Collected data
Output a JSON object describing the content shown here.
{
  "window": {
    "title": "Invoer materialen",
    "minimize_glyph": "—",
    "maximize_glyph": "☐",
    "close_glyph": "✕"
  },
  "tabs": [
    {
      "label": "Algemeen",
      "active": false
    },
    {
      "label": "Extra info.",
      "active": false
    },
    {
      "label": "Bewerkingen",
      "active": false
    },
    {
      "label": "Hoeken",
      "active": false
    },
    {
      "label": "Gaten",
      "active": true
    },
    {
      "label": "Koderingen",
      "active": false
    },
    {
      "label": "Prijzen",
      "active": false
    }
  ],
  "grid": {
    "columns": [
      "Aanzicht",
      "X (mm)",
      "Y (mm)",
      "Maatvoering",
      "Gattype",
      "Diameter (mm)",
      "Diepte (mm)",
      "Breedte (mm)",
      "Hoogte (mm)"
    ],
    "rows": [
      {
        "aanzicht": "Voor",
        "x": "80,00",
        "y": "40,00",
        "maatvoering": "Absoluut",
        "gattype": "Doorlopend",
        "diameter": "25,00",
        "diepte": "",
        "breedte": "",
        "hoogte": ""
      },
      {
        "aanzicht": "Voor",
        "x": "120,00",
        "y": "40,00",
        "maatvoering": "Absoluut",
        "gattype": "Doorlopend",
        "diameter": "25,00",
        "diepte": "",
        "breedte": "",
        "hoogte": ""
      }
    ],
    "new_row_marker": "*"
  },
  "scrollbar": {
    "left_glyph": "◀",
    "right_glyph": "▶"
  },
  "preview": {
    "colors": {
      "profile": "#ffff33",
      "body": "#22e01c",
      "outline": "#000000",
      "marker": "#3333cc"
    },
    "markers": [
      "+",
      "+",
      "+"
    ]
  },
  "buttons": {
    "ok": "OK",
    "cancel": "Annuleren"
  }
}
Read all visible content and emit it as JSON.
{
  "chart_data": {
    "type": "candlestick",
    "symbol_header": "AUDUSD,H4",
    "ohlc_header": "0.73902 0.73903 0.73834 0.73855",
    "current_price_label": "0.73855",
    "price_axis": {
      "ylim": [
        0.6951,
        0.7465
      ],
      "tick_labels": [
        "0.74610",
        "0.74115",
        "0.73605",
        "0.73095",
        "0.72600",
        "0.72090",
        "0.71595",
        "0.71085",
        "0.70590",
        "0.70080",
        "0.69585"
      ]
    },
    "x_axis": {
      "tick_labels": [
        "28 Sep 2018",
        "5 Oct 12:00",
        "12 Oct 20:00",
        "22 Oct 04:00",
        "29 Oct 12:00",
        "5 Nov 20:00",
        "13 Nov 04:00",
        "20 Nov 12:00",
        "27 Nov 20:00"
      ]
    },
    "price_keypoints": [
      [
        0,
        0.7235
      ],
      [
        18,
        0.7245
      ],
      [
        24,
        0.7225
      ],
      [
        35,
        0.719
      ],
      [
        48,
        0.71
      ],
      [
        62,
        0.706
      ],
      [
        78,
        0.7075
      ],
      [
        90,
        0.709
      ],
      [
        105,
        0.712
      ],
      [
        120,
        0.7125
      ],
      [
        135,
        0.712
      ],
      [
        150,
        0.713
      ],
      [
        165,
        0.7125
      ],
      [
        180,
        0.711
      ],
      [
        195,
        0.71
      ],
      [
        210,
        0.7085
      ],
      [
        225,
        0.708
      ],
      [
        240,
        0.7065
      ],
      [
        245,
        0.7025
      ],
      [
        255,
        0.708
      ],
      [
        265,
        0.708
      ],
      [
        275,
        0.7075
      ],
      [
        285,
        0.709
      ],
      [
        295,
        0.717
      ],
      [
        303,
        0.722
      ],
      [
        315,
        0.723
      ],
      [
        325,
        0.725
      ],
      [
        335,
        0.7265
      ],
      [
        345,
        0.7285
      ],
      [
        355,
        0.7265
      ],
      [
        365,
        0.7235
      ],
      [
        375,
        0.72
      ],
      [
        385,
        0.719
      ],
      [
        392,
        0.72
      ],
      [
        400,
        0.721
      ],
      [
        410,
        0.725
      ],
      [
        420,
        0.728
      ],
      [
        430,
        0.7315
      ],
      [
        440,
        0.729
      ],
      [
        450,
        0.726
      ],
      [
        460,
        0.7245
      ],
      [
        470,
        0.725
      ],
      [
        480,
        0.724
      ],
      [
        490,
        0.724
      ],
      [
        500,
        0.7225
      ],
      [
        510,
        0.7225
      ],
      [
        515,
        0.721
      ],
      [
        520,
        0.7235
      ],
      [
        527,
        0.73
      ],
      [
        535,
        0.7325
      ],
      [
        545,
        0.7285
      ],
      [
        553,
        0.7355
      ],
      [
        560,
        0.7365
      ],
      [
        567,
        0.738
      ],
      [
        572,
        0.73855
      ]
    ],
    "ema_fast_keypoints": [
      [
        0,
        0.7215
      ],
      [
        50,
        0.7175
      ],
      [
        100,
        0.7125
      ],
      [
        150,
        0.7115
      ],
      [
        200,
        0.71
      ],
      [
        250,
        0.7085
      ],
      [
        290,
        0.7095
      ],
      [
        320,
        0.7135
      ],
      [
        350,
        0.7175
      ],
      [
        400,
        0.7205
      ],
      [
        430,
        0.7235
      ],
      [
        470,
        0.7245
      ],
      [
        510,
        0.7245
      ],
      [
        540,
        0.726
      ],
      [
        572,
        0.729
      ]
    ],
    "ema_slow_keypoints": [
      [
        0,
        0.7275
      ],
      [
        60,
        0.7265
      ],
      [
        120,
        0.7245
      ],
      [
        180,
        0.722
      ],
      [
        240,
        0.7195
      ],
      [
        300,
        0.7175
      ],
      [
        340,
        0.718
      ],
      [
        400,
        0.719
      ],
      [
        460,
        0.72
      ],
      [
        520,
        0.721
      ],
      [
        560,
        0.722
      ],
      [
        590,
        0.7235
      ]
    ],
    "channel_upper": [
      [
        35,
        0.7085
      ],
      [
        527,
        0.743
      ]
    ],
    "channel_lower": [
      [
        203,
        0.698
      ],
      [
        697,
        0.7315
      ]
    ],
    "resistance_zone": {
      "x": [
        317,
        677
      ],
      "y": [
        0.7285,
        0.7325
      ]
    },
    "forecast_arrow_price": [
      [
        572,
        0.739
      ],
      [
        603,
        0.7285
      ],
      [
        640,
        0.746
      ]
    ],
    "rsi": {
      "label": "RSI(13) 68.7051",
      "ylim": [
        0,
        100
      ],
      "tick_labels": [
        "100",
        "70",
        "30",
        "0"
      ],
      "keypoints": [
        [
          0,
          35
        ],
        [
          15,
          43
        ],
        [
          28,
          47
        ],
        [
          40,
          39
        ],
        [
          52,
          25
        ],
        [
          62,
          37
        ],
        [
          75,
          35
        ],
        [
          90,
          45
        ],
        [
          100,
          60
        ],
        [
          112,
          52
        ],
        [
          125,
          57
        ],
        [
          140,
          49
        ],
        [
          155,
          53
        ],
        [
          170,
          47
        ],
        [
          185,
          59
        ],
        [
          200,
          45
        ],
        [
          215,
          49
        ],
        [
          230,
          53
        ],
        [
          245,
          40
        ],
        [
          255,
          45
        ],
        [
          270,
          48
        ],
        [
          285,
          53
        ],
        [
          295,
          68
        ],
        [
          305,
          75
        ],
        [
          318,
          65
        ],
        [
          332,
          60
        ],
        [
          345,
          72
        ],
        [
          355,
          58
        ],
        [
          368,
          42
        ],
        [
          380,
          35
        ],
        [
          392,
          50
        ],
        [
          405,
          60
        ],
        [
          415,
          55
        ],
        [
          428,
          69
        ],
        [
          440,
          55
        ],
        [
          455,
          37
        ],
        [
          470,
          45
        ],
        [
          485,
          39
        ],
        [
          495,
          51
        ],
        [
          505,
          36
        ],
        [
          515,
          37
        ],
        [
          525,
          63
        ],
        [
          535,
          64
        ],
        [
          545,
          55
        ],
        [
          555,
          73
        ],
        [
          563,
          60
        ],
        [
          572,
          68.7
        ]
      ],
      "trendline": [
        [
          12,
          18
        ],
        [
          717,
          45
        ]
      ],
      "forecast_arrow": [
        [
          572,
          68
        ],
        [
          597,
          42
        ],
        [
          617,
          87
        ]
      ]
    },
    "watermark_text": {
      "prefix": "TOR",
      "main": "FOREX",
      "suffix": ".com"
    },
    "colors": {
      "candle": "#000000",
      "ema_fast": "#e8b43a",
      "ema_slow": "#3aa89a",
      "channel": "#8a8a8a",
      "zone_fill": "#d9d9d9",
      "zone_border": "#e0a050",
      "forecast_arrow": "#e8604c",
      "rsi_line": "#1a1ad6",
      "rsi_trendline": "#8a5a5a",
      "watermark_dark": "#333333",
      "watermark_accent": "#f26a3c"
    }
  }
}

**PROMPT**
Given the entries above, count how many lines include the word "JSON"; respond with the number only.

**SOLUTION TO THIS EXERCISE**
2